Access to the new, improved and perfectly legitimate version of the Napster file-sharing software was given to students at Penn State University this semester as a way to show them that downloading music doesn’t have to run afoul of copyright laws.
More than 17,000 students living in on-campus residence halls were offered access Napster 2.0’s premium service, which allows for unlimited streaming and tethered downloading (playback on only one machine) of the more than 500,000 songs comprising the Napster library. Should they want to burn a downloaded song, it would cost them about 99 cents, the industry standard for a la carte tracks.
About a month into the semester, roughly 9,000 students are utilizing the service and streaming or downloading about 100,000 songs per day, according to a Napster spokesperson.
“I like the service,” student Isa Bangora said, “because it prevents you from downloading viruses and things like that.”

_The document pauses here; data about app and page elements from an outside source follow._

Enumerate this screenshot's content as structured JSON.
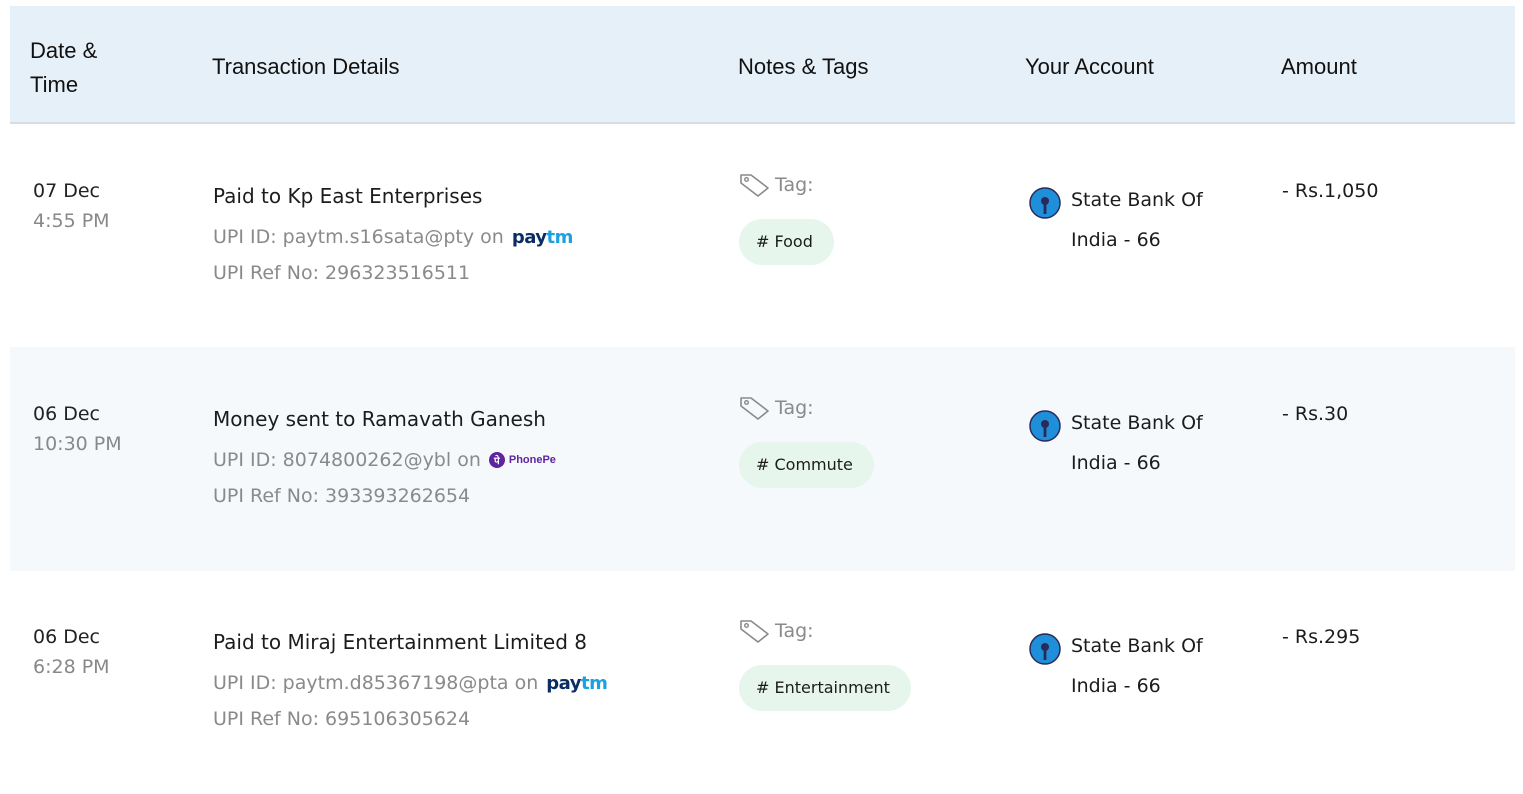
{
  "header": {
    "date_time": "Date & Time",
    "transaction_details": "Transaction Details",
    "notes_tags": "Notes & Tags",
    "your_account": "Your Account",
    "amount": "Amount"
  },
  "icons": {
    "tag": "tag-icon",
    "bank": "sbi-bank-icon",
    "paytm": "paytm-logo",
    "phonepe": "phonepe-logo"
  },
  "logos": {
    "paytm_pay": "pay",
    "paytm_tm": "tm",
    "phonepe_text": "PhonePe",
    "phonepe_glyph": "पे"
  },
  "colors": {
    "header_bg": "#e6f0f8",
    "tag_pill_bg": "#e6f6ec",
    "sbi_blue": "#1f8fd9",
    "paytm_navy": "#0b2d64",
    "paytm_blue": "#1ba0e2",
    "phonepe_purple": "#5f259f"
  },
  "transactions": [
    {
      "date": "07 Dec",
      "time": "4:55 PM",
      "title": "Paid to Kp East Enterprises",
      "upi_id_line": "UPI ID: paytm.s16sata@pty on",
      "upi_app": "paytm",
      "upi_ref_line": "UPI Ref No: 296323516511",
      "tag_label": "Tag:",
      "tag": "# Food",
      "account": "State Bank Of India - 66",
      "amount": "- Rs.1,050"
    },
    {
      "date": "06 Dec",
      "time": "10:30 PM",
      "title": "Money sent to Ramavath Ganesh",
      "upi_id_line": "UPI ID: 8074800262@ybl on",
      "upi_app": "phonepe",
      "upi_ref_line": "UPI Ref No: 393393262654",
      "tag_label": "Tag:",
      "tag": "# Commute",
      "account": "State Bank Of India - 66",
      "amount": "- Rs.30"
    },
    {
      "date": "06 Dec",
      "time": "6:28 PM",
      "title": "Paid to Miraj Entertainment Limited 8",
      "upi_id_line": "UPI ID: paytm.d85367198@pta on",
      "upi_app": "paytm",
      "upi_ref_line": "UPI Ref No: 695106305624",
      "tag_label": "Tag:",
      "tag": "# Entertainment",
      "account": "State Bank Of India - 66",
      "amount": "- Rs.295"
    }
  ]
}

As any user of Kazaa or similar file-sharing networks can attest, downloading the software often brings with it pop-up ads or, worse, “spyware” that tracks your surfing and sends the information back to spam-crazy marketing firms.
Users also seemed to prefer the extra features, such as the online radio stations and the ability to see other users’ playlists.
“If you’re downloading a certain type of artist, I like that they’ll have a whole list of other artists that are of the same kind of music,” said 20-year-old sophomore Robbie Thomas. “So if you like one band, you may like these other ones too…. The only down part is that they don’t have all of the songs that I’ve looked for.”
Thomas’ complaint is a common one. Only five of the top 10 albums being played on college radio, according to trade magazine College Music Journal, were found on the Napster network. And for some artists, only a select few songs were available.
Among the other student complaints was the fact that the streaming service, which would seem ideal for students who listen to music through their computer while doing homework, did not fully apply to every song. Some could be streamed entirely, while others only yielded a 30-second sample.
Students also encountered some difficulty when attempting to transfer songs they purchased to their portable digital music players. Those with an iPod, for example, would have to first burn the song onto a CD, then rip an MP3 off that CD using their iPod software, an extra step that many felt was not worth it the trouble.
“Napster, the way it is today, is not going to stop illegal activity as long as Kazaa is around,” 19-year-old sophomore Marina Medvinsky said. “You’re not going to have problems [finding some songs] or only listening to 30 seconds of a song. You are going to have the entire song on Kazaa, and you can download it to CD and have no problems.”
Medvinsky, however, admitted that with more practice she might have a better experience. Still, she preferred using Napster over Kazaa for the simple fact that she felt safe from viruses, unwanted ads and the threat of lawsuits by the recording industry.
“I have to get used to it more,” she said. “Right now I’m using it more than the other music sites, so I like it better just because I feel safe with it. I don’t want to be doing anything that is illegal. I’m getting what I want and I’m safe, but I’m still not getting exactly what I want.”
Even some of those who are using the legal service aren’t exactly playing on the right side of the fence. Burning a song to CD is supposed to cost 99 cents, but some crafty students have found a way around that by connecting two computers and having one record what the other is streaming.
“You tell a college student not to do something and they’re going to find a way to do it,” Medvinsky said. “They want to outsmart it, that’s what students want to do. They want to be smarter than the world.”
Following in Penn State’s footsteps, the University of Rochester will begin offering Napster to an estimated 3,700 resident-hall students later this semester. While it may not be the perfect solution to stop illegal file-sharing on campus, most of those who use it see it as a step in the right direction.
“Providing people an alternative is definitely the right way of going about it,” Thomas said. “Maybe if they keep putting more and more music on this new Napster, then eventually people will start using it 100 percent instead of Kazaa.”